Jones' streak of passes without an interception ended at 110 throws on the third play of the second quarter, when his pass for Darius Slayton was intercepted by cornerback Kevin King. Less than three minutes later, Mason Crosby kicked a 47-yard field goal to give Green Bay a 17-7 lead. The Giants responded with a 66-yard drive that required 18 plays and took 9:31 to complete. It ended with Aldrick Rosas' 26-yard field goal and a 17-10 deficit that didn't change before halftime.

Short runs by Jones twice enabled the Giants to convert fourth downs on the drive. But Jones injured his ankle on one of them. He was examined by the team's medical staff but never left the game. Afterward, he downplayed the severity of the injury.

"It's sore, but that's part of playing the game," he said. "I'll be fine."

"He hurt it, but he played through it," coach Pat Shurmur said. Asked if the injury affected Jones' play or limit what he could do, Shurmur said. "No, there were certain things that I chose not to do with him. The interception, the one interception there in the fourth quarter when he had the guy, that's one that he'll tell you he just overthrew it."

Rosas' 45-yard field goal lifted the Giants to within striking distance at 17-13 entering the fourth quarter. But in those decisive 15 minutes, Rodgers – a Super Bowl champion, two-time Most Valuable Player and the only quarterback in history to record a 100-plus passer rating in six consecutive seasons – threw a pair of clinching touchdown passes. Jones, who has played in 166 fewer regular-season games, tossed a pair of interceptions.

"You can see what happens when you don't get pressure on (Rodgers)," Shurmur said. "He's really good."

Yes, he is.

Thirty-eight seconds into the final quarter, Rodgers fired a 17-yard touchdown pass to Adams to stretch Green Bay's lead to 24-13. On the Giants' ensuing possession, an aborted end-around with Da'Mari Scott left the Giants facing a third-and-18. Jones overthrew Shepard and the pass was intercepted by safety Darnell Savage, who, like Jones, was selected in the first round of the 2019 NFL Draft. Savage returned the ball 28 yards to the Giants' 38. Eight plays later, Rodgers found Lewis in the end zone for a one-yard touchdown pass to make it 31-13.

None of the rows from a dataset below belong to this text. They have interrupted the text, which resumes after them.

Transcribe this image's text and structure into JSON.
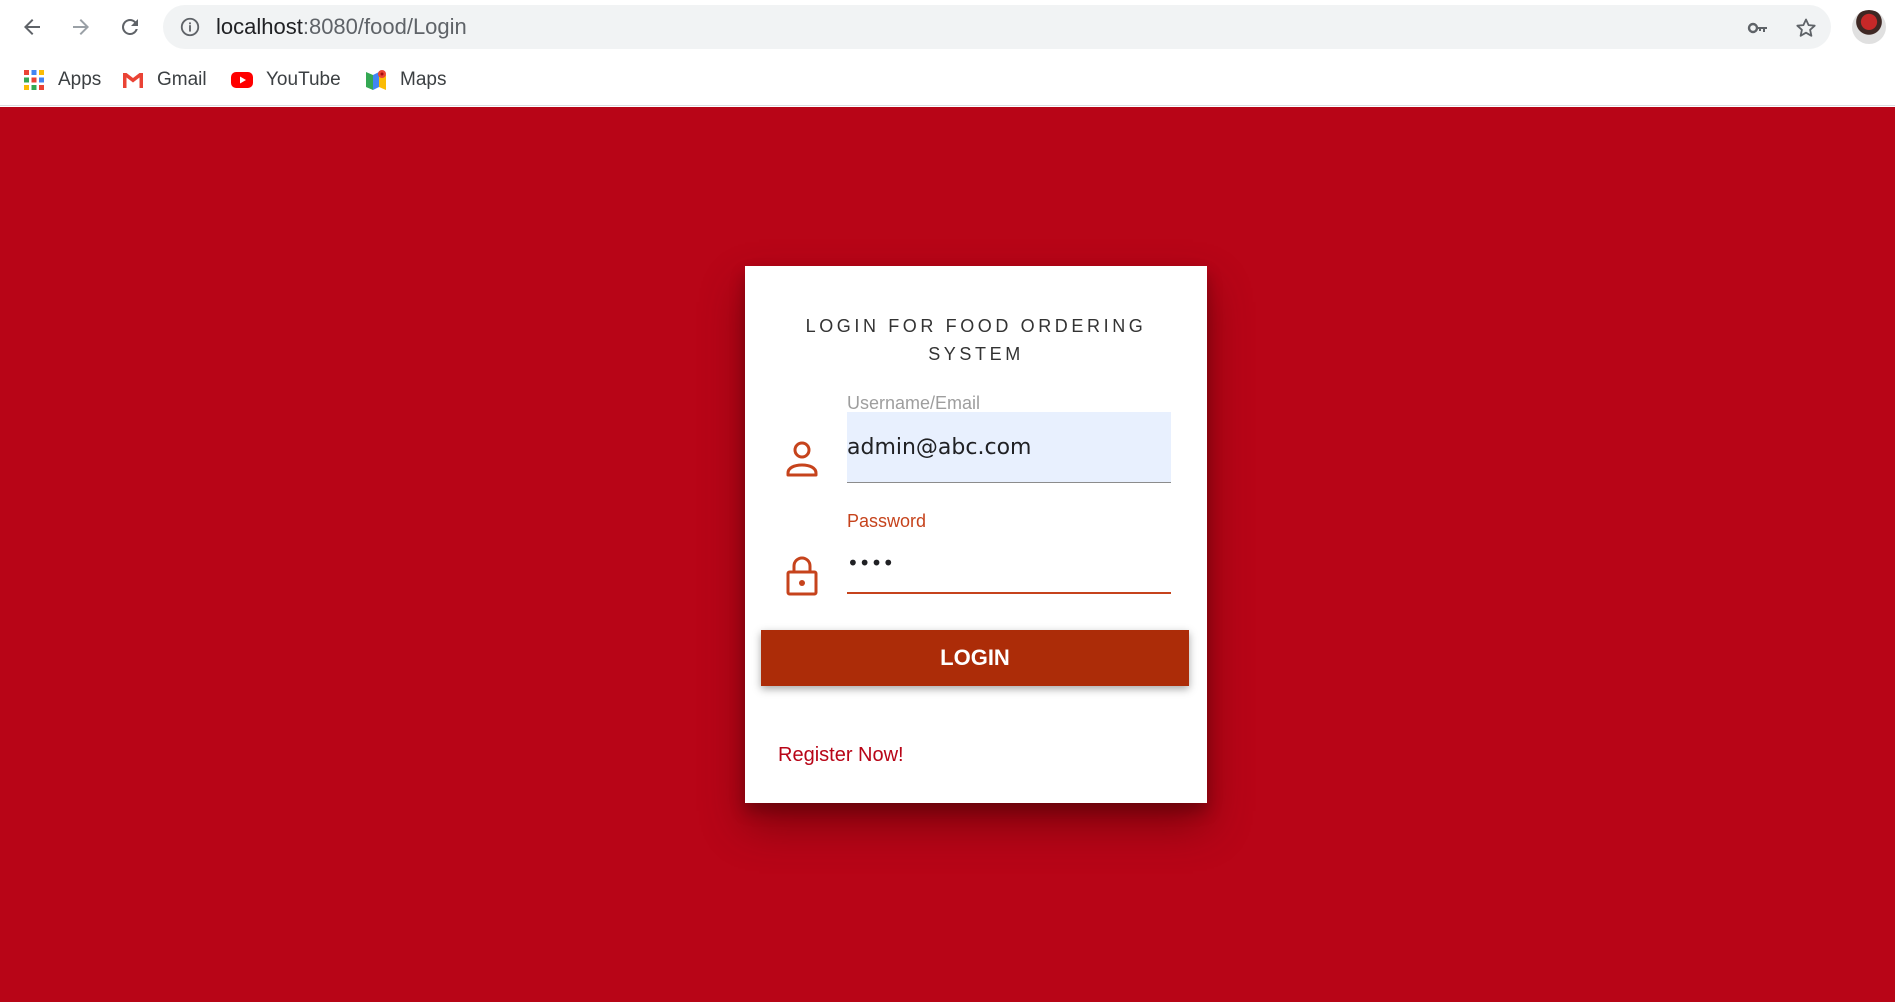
{
  "browser": {
    "url_host": "localhost",
    "url_path": ":8080/food/Login",
    "bookmarks": [
      {
        "label": "Apps",
        "icon": "apps-grid-icon"
      },
      {
        "label": "Gmail",
        "icon": "gmail-icon"
      },
      {
        "label": "YouTube",
        "icon": "youtube-icon"
      },
      {
        "label": "Maps",
        "icon": "maps-icon"
      }
    ]
  },
  "login": {
    "title": "LOGIN FOR FOOD ORDERING SYSTEM",
    "username_label": "Username/Email",
    "username_value": "admin@abc.com",
    "password_label": "Password",
    "password_value": "••••",
    "login_button": "LOGIN",
    "register_link": "Register Now!"
  },
  "colors": {
    "page_background": "#b80517",
    "button": "#ac2c08",
    "accent": "#c6431c"
  }
}
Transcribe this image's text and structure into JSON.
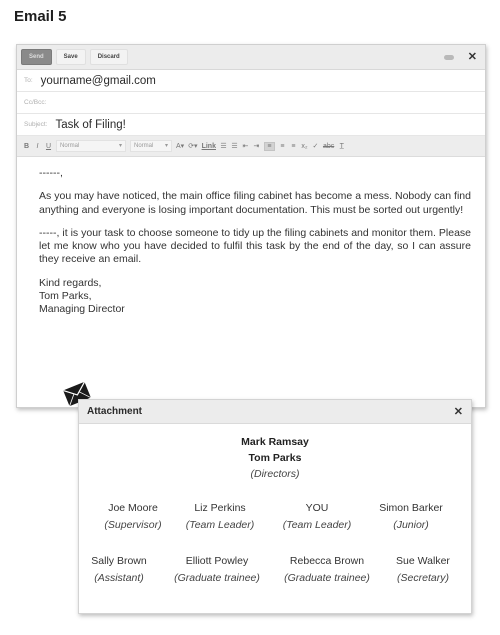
{
  "page": {
    "title": "Email 5"
  },
  "email": {
    "toolbar": {
      "send": "Send",
      "save": "Save",
      "discard": "Discard"
    },
    "to": {
      "label": "To:",
      "value": "yourname@gmail.com"
    },
    "cc": {
      "label": "Cc/Bcc:",
      "value": ""
    },
    "subject": {
      "label": "Subject:",
      "value": "Task of Filing!"
    },
    "format_bar": {
      "font_family": "Normal",
      "font_size": "Normal",
      "link": "Link"
    },
    "body": {
      "greeting": "------,",
      "paragraph1": "As you may have noticed, the main office filing cabinet has become a mess. Nobody can find anything and everyone is losing important documentation. This must be sorted out urgently!",
      "paragraph2": "-----, it is your task to choose someone to tidy up the filing cabinets and monitor them. Please let me know who you have decided to fulfil this task by the end of the day, so I can assure they receive an email.",
      "signoff": "Kind regards,",
      "sender_name": "Tom Parks,",
      "sender_title": "Managing Director"
    }
  },
  "attachment": {
    "title": "Attachment",
    "directors": {
      "names": [
        "Mark Ramsay",
        "Tom Parks"
      ],
      "role": "(Directors)"
    },
    "row1": [
      {
        "name": "Joe Moore",
        "role": "(Supervisor)"
      },
      {
        "name": "Liz Perkins",
        "role": "(Team Leader)"
      },
      {
        "name": "YOU",
        "role": "(Team Leader)"
      },
      {
        "name": "Simon Barker",
        "role": "(Junior)"
      }
    ],
    "row2": [
      {
        "name": "Sally Brown",
        "role": "(Assistant)"
      },
      {
        "name": "Elliott Powley",
        "role": "(Graduate trainee)"
      },
      {
        "name": "Rebecca Brown",
        "role": "(Graduate trainee)"
      },
      {
        "name": "Sue Walker",
        "role": "(Secretary)"
      }
    ]
  }
}
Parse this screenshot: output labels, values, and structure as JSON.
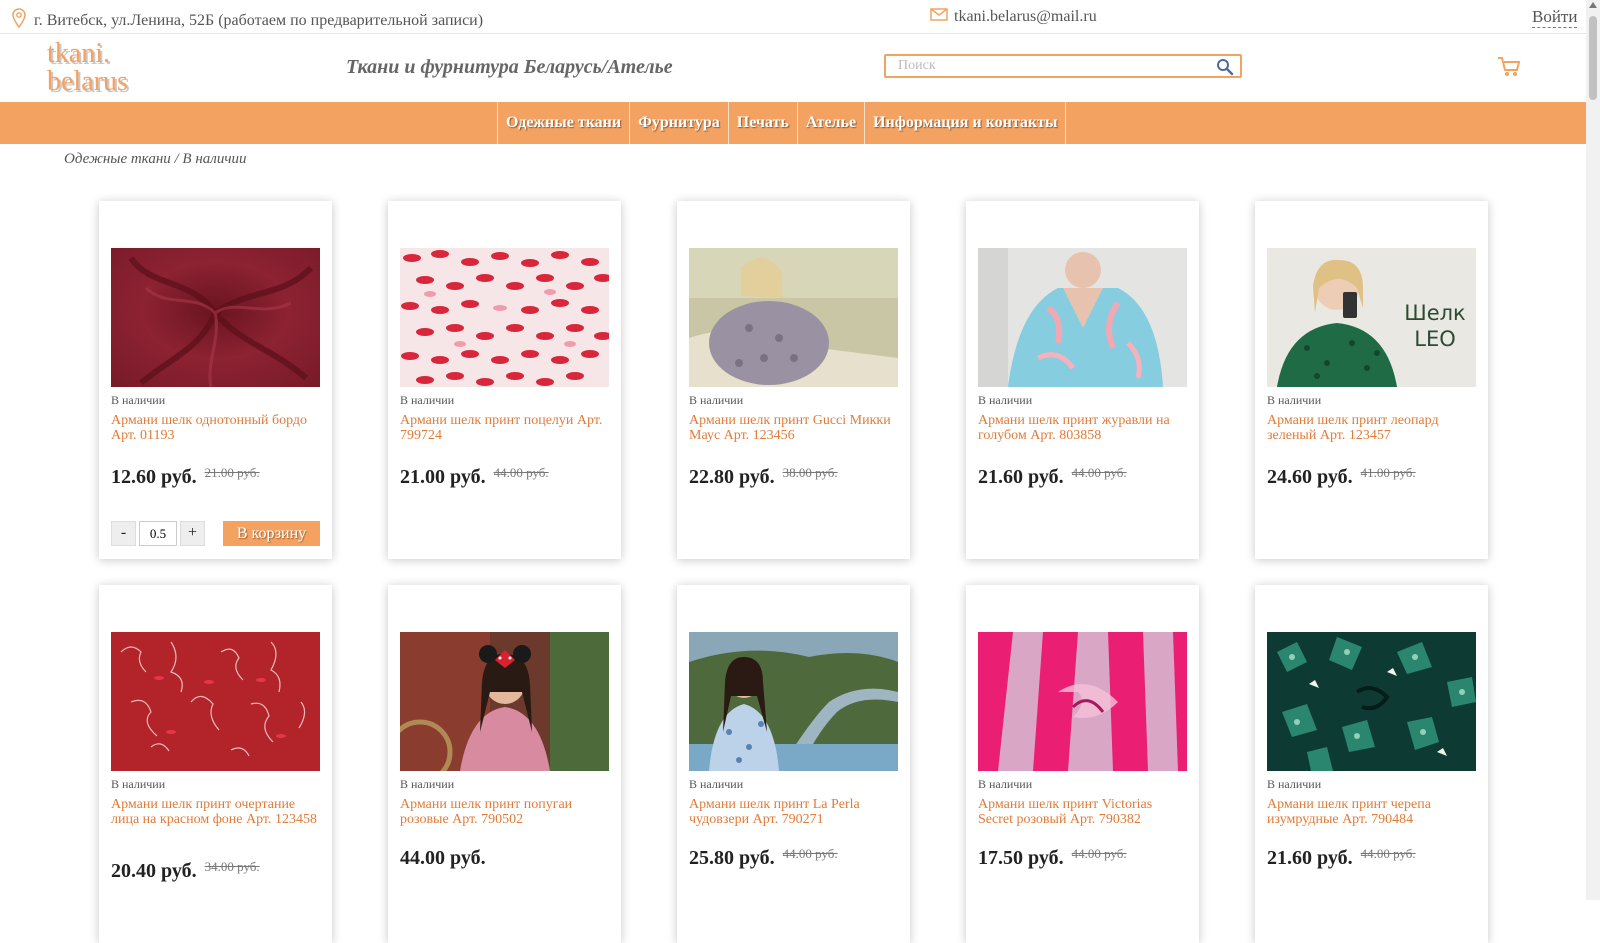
{
  "topbar": {
    "address": "г. Витебск, ул.Ленина, 52Б (работаем по предварительной записи)",
    "email": "tkani.belarus@mail.ru",
    "login": "Войти"
  },
  "header": {
    "logo_line1": "tkani.",
    "logo_line2": "belarus",
    "tagline": "Ткани и фурнитура Беларусь/Ателье",
    "search_placeholder": "Поиск"
  },
  "nav": [
    "Одежные ткани",
    "Фурнитура",
    "Печать",
    "Ателье",
    "Информация и контакты"
  ],
  "breadcrumb": "Одежные ткани / В наличии",
  "colors": {
    "accent": "#f4a261",
    "link": "#e07b39"
  },
  "products": [
    {
      "stock": "В наличии",
      "name": "Армани шелк однотонный бордо Арт. 01193",
      "price": "12.60 руб.",
      "old_price": "21.00 руб.",
      "qty": "0.5",
      "cart_label": "В корзину",
      "minus": "-",
      "plus": "+"
    },
    {
      "stock": "В наличии",
      "name": "Армани шелк принт поцелуи Арт. 799724",
      "price": "21.00 руб.",
      "old_price": "44.00 руб."
    },
    {
      "stock": "В наличии",
      "name": "Армани шелк принт Gucci Микки Маус Арт. 123456",
      "price": "22.80 руб.",
      "old_price": "38.00 руб."
    },
    {
      "stock": "В наличии",
      "name": "Армани шелк принт журавли на голубом Арт. 803858",
      "price": "21.60 руб.",
      "old_price": "44.00 руб."
    },
    {
      "stock": "В наличии",
      "name": "Армани шелк принт леопард зеленый Арт. 123457",
      "price": "24.60 руб.",
      "old_price": "41.00 руб.",
      "image_text_1": "Шелк",
      "image_text_2": "LEO"
    },
    {
      "stock": "В наличии",
      "name": "Армани шелк принт очертание лица на красном фоне Арт. 123458",
      "price": "20.40 руб.",
      "old_price": "34.00 руб."
    },
    {
      "stock": "В наличии",
      "name": "Армани шелк принт попугаи розовые Арт. 790502",
      "price": "44.00 руб.",
      "old_price": ""
    },
    {
      "stock": "В наличии",
      "name": "Армани шелк принт La Perla чудовзери Арт. 790271",
      "price": "25.80 руб.",
      "old_price": "44.00 руб."
    },
    {
      "stock": "В наличии",
      "name": "Армани шелк принт Victorias Secret розовый Арт. 790382",
      "price": "17.50 руб.",
      "old_price": "44.00 руб."
    },
    {
      "stock": "В наличии",
      "name": "Армани шелк принт черепа изумрудные Арт. 790484",
      "price": "21.60 руб.",
      "old_price": "44.00 руб."
    }
  ]
}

Whatever faint hope the Giants had expired on their second snap, when Jones' pass for Darius Slayton was picked off by Tramon Williams.

Like so many other teams, the Giants just could not keep up with Aaron Rodgers.

"It's disappointing to come up short and play like we did," Jones said. "We ran the ball better today (95 yards). There were a number of things we did better. But as a group, we weren't consistent enough and we weren't able to score enough. That's been the story. We have to be more consistent, we have to find ways to keep the ball moving forward and get the ball in the end zone when we have chances in the red zone. It's disappointing, but we have to stay at it."

They will next take the field on Monday night, Dec. 9, in Philadelphia.

"I'm always concerned when we don't win," Shurmur said. "I'll feel better when we win games. If you're wondering how I feel, I'll feel a lot better when we win games. I do see, you (reporters) get an opportunity to watch us probably 20 minutes a day and you report on it. This is a historically young team that's going out there and competing against some really good football teams. We've got to do what we have to do to win games and I understand that. They also are developing. At some point, we'll be good enough to win."